## REQUIRED ACTION
Copy out each line of the data below in which "Rank" appears.

Excerpts from a dataset:
--- START ---

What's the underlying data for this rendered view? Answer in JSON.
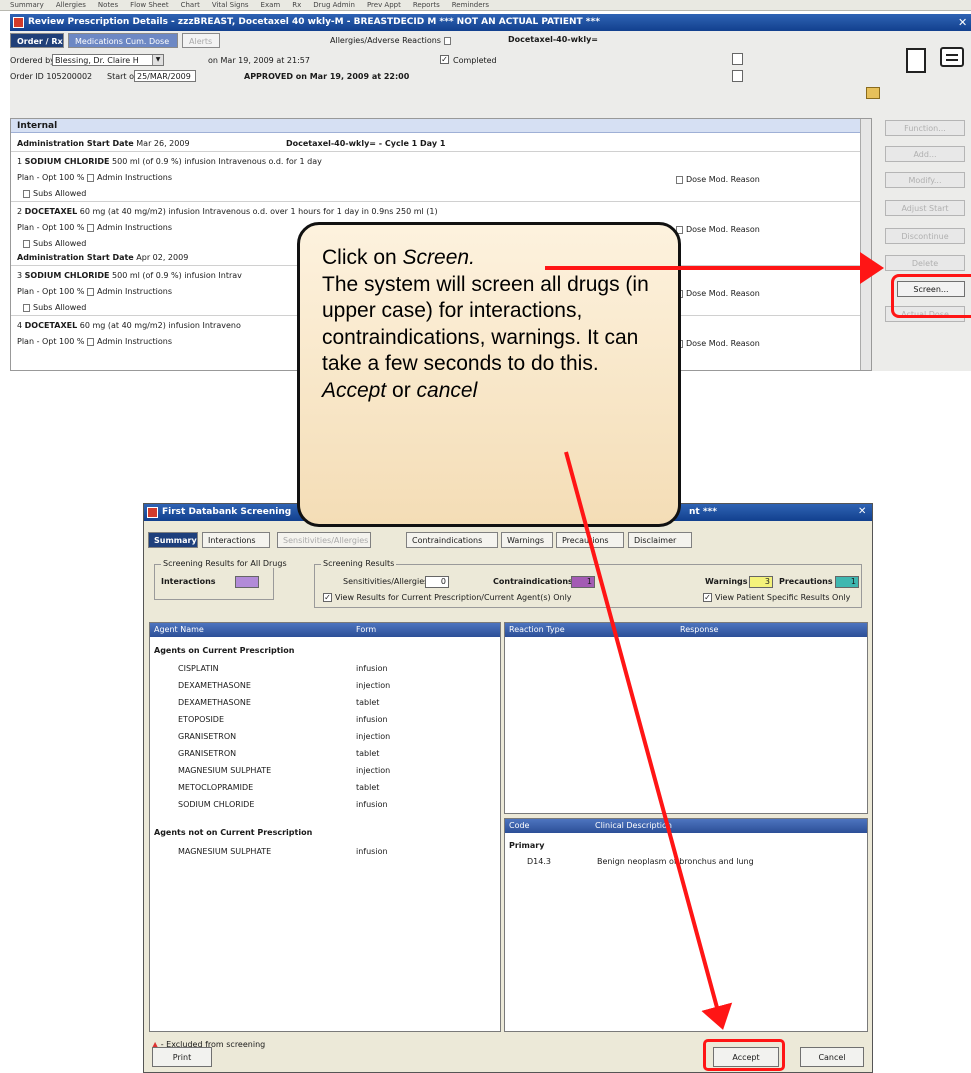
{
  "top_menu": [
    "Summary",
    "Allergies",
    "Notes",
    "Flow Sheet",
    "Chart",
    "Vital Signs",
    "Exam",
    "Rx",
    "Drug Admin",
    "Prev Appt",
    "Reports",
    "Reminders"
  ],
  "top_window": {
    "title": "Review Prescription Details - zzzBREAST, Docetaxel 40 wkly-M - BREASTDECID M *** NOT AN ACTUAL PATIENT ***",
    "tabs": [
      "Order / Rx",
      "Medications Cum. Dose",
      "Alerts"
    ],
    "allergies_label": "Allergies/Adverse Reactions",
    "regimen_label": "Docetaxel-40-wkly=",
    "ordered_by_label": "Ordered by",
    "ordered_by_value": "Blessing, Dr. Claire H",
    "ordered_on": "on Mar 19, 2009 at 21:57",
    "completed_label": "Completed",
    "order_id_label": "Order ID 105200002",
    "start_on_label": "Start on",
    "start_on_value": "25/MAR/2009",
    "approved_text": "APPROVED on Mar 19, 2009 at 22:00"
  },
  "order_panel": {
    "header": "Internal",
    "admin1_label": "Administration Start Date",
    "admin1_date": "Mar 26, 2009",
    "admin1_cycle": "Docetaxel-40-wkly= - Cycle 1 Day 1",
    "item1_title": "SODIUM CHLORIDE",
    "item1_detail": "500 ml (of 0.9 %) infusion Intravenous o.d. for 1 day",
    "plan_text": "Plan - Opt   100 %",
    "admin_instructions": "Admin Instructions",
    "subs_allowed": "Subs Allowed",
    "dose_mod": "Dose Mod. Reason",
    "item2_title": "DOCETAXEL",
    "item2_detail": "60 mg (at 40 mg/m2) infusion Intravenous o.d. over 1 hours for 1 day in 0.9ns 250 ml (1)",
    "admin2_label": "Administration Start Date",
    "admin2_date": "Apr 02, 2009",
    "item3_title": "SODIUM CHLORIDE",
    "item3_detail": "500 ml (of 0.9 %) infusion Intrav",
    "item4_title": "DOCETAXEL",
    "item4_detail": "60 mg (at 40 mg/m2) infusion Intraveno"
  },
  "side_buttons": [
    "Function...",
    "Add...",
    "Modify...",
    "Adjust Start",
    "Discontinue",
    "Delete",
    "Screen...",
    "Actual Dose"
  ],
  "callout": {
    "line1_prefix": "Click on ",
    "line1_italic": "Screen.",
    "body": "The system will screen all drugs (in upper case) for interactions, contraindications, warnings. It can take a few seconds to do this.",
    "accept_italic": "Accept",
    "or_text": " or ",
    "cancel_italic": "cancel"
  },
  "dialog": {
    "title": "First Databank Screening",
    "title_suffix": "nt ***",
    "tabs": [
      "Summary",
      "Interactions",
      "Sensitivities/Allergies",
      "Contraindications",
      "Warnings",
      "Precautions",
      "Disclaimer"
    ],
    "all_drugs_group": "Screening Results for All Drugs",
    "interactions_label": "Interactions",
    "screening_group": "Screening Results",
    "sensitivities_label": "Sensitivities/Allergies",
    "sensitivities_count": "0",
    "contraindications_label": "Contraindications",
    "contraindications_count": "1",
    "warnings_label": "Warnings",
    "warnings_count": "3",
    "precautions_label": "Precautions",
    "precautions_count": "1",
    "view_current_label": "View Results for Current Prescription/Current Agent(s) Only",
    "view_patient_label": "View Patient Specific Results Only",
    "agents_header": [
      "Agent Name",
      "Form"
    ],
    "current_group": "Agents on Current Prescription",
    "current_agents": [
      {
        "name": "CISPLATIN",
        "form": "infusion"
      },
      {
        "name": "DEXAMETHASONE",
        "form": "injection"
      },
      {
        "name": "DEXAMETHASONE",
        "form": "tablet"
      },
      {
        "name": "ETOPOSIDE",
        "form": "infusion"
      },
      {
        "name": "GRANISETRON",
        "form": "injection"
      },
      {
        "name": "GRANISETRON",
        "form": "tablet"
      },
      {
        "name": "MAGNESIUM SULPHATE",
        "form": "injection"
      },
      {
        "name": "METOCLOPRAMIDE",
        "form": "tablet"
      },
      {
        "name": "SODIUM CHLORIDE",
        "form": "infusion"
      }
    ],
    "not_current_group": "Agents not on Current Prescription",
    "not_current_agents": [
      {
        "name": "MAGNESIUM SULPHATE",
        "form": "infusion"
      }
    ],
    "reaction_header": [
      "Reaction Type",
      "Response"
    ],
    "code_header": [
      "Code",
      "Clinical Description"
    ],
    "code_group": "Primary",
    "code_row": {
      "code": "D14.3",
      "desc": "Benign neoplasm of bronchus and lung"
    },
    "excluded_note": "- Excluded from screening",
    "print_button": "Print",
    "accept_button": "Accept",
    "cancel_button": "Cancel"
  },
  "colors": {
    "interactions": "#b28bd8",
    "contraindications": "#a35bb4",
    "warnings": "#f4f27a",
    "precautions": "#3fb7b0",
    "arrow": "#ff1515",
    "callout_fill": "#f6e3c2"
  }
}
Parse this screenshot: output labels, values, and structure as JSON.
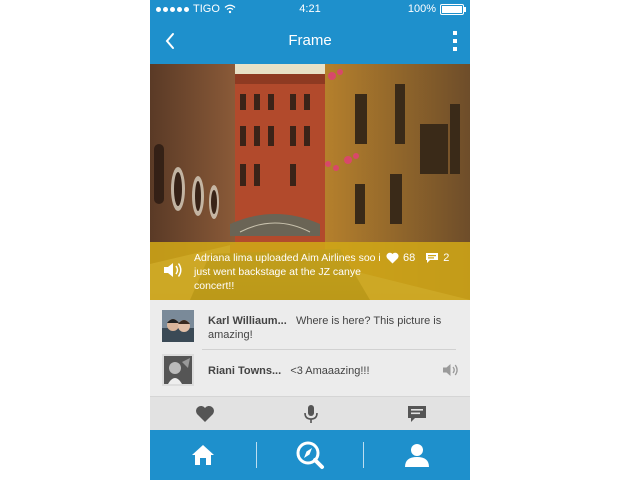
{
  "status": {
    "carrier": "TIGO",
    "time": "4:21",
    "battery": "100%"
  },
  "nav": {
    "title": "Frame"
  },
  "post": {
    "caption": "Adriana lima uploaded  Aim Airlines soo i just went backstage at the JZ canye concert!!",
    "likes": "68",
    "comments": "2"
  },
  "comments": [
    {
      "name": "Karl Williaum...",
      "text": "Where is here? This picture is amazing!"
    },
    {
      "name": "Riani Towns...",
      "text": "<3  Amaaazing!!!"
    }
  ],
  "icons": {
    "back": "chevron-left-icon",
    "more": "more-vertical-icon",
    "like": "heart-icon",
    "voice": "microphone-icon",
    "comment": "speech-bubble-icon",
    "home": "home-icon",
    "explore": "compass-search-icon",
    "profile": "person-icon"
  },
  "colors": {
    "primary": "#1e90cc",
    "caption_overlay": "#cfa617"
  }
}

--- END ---
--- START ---

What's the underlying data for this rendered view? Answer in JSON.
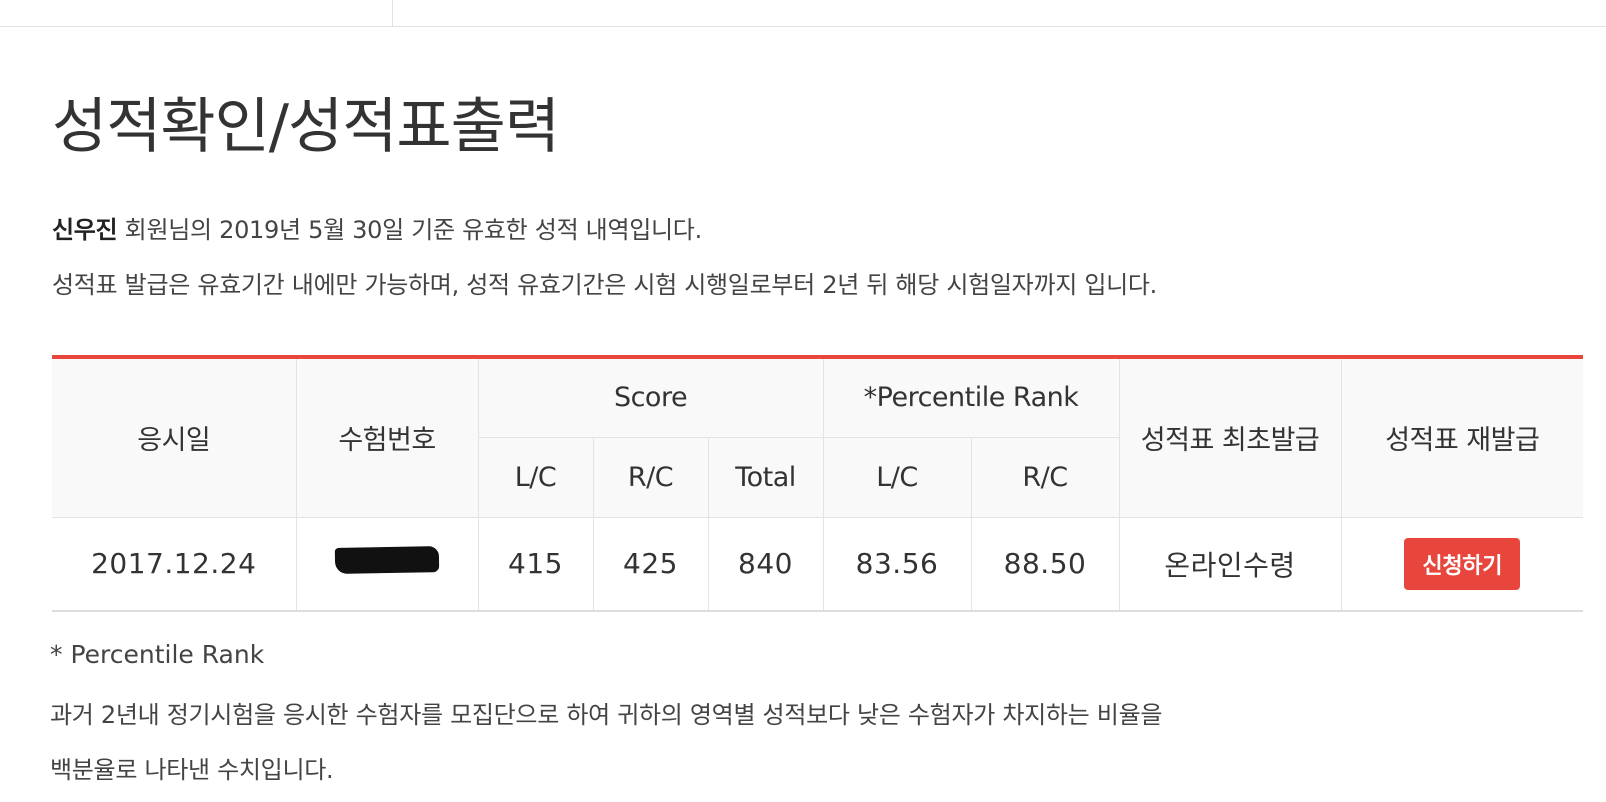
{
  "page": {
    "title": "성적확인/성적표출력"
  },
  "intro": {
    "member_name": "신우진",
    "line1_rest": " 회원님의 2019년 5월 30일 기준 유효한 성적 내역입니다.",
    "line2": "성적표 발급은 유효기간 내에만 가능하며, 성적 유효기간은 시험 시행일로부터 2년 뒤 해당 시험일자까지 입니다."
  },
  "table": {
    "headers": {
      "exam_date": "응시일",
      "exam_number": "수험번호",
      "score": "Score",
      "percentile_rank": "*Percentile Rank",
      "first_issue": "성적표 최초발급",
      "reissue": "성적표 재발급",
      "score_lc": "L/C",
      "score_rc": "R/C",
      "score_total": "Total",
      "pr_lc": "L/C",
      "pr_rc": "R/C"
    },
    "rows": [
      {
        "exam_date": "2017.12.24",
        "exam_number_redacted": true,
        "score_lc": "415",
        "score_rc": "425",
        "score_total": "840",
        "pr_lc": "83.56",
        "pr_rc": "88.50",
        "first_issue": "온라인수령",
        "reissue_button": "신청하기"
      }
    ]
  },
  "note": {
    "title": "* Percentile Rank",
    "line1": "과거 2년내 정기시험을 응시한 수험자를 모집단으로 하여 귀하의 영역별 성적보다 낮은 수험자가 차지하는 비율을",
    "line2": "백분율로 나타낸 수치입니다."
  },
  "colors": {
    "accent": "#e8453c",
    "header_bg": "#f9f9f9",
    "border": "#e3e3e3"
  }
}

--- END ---

## EXERCISE ANSWER
      "percentile_rank": "*Percentile Rank",
    "title": "* Percentile Rank",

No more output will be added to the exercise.